Exercise requirements
Present each line of the entries below that holds the word "návrhov".
Segment Start: Study material
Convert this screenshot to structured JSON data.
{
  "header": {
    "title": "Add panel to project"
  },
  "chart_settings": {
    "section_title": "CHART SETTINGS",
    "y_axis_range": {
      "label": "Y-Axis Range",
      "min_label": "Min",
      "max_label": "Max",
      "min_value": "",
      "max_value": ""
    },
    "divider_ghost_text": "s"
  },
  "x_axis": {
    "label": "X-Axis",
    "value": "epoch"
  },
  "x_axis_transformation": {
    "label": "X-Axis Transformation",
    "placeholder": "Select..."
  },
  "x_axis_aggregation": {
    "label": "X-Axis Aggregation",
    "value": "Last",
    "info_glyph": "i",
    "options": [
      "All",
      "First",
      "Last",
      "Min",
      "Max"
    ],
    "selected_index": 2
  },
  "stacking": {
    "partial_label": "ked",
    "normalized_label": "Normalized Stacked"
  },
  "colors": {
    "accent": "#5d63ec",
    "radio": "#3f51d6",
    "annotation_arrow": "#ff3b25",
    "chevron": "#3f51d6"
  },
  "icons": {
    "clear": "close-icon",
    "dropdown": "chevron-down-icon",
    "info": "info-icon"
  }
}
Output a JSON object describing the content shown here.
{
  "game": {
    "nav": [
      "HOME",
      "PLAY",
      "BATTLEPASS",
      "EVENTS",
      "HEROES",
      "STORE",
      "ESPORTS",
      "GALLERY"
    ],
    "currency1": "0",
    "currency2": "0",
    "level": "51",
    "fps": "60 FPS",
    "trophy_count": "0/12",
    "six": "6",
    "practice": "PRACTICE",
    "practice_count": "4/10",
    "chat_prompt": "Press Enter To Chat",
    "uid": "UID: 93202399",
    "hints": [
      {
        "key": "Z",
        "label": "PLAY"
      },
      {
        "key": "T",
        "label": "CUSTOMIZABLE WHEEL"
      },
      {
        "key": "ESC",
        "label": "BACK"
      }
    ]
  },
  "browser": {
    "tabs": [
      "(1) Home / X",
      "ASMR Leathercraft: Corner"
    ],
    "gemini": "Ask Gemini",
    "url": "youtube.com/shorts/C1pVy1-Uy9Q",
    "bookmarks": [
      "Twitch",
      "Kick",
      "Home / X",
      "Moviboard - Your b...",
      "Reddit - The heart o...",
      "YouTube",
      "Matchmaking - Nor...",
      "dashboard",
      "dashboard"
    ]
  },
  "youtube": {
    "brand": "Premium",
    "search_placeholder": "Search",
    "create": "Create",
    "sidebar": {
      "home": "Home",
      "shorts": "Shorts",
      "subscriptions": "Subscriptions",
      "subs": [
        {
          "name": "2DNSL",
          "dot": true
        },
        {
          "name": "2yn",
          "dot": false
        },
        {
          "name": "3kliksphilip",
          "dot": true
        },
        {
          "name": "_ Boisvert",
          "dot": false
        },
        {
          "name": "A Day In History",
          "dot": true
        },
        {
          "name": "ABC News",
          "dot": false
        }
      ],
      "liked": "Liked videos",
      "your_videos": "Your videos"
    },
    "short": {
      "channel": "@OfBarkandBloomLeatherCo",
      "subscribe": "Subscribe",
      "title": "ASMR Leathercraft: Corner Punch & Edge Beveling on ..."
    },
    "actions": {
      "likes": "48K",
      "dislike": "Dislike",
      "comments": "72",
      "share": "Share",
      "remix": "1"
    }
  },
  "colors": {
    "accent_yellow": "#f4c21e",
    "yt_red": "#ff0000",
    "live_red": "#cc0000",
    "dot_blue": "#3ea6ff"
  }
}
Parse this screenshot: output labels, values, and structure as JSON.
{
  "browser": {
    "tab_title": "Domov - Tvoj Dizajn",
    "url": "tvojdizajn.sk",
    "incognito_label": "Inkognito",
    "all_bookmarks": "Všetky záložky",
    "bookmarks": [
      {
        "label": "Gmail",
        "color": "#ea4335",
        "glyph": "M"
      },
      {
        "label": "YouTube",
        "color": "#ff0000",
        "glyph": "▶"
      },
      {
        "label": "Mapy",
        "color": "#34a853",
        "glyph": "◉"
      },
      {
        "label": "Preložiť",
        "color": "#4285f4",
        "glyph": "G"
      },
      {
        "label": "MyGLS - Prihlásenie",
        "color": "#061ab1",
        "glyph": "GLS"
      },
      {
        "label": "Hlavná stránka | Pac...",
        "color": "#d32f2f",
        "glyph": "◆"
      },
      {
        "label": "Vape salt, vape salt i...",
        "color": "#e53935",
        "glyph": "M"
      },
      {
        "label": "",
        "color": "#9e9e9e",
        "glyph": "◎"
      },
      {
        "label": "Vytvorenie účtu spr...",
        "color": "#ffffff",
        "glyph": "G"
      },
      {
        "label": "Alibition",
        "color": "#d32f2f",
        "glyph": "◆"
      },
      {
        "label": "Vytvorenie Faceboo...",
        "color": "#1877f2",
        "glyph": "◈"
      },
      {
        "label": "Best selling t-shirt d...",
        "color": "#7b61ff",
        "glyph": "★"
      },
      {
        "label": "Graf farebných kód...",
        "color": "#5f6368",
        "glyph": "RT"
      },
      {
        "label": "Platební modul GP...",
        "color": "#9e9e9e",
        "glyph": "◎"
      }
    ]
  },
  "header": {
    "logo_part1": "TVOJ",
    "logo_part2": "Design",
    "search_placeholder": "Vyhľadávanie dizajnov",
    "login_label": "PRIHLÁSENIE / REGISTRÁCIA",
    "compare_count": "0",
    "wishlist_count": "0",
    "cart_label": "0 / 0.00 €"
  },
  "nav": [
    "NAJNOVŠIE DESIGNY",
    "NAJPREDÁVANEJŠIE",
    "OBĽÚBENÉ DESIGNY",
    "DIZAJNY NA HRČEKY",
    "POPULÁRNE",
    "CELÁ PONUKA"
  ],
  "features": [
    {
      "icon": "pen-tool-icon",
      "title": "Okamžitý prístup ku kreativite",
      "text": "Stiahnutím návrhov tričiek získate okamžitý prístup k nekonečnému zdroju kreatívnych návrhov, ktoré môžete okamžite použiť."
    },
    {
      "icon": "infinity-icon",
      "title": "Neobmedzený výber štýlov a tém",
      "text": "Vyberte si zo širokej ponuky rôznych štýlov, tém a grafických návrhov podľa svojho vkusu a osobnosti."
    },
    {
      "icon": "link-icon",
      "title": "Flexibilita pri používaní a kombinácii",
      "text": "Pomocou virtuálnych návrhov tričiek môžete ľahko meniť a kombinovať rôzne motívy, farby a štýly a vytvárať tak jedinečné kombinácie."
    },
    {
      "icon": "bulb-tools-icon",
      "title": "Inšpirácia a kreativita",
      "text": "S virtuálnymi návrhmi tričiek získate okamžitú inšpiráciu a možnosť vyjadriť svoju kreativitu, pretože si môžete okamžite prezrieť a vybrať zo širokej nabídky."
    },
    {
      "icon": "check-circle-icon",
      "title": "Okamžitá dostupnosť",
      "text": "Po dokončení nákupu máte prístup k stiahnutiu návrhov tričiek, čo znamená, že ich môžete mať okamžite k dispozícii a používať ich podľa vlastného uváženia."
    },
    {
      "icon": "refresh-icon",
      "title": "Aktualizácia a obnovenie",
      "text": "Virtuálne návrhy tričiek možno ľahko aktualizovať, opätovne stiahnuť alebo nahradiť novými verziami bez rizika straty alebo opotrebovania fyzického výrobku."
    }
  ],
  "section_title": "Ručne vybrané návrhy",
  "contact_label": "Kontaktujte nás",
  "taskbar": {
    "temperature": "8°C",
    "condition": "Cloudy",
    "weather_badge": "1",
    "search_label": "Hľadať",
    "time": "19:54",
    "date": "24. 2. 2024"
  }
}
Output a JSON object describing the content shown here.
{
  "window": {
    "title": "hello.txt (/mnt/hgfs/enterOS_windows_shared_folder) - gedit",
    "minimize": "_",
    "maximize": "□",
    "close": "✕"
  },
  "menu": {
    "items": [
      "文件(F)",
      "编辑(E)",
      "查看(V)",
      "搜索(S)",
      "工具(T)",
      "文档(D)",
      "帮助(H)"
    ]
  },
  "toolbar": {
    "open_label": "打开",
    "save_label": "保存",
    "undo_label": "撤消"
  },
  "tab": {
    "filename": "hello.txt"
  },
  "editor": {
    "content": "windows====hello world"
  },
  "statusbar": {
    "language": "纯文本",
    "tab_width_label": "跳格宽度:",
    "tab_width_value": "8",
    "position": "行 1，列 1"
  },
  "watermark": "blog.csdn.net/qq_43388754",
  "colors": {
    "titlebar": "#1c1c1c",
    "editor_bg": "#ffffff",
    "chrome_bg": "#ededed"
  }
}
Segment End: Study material
Answer to the exercise
      "text": "Stiahnutím návrhov tričiek získate okamžitý prístup k nekonečnému zdroju kreatívnych návrhov, ktoré môžete okamžite použiť."
      "text": "Vyberte si zo širokej ponuky rôznych štýlov, tém a grafických návrhov podľa svojho vkusu a osobnosti."
      "text": "Pomocou virtuálnych návrhov tričiek môžete ľahko meniť a kombinovať rôzne motívy, farby a štýly a vytvárať tak jedinečné kombinácie."
      "text": "Po dokončení nákupu máte prístup k stiahnutiu návrhov tričiek, čo znamená, že ich môžete mať okamžite k dispozícii a používať ich podľa vlastného uváženia."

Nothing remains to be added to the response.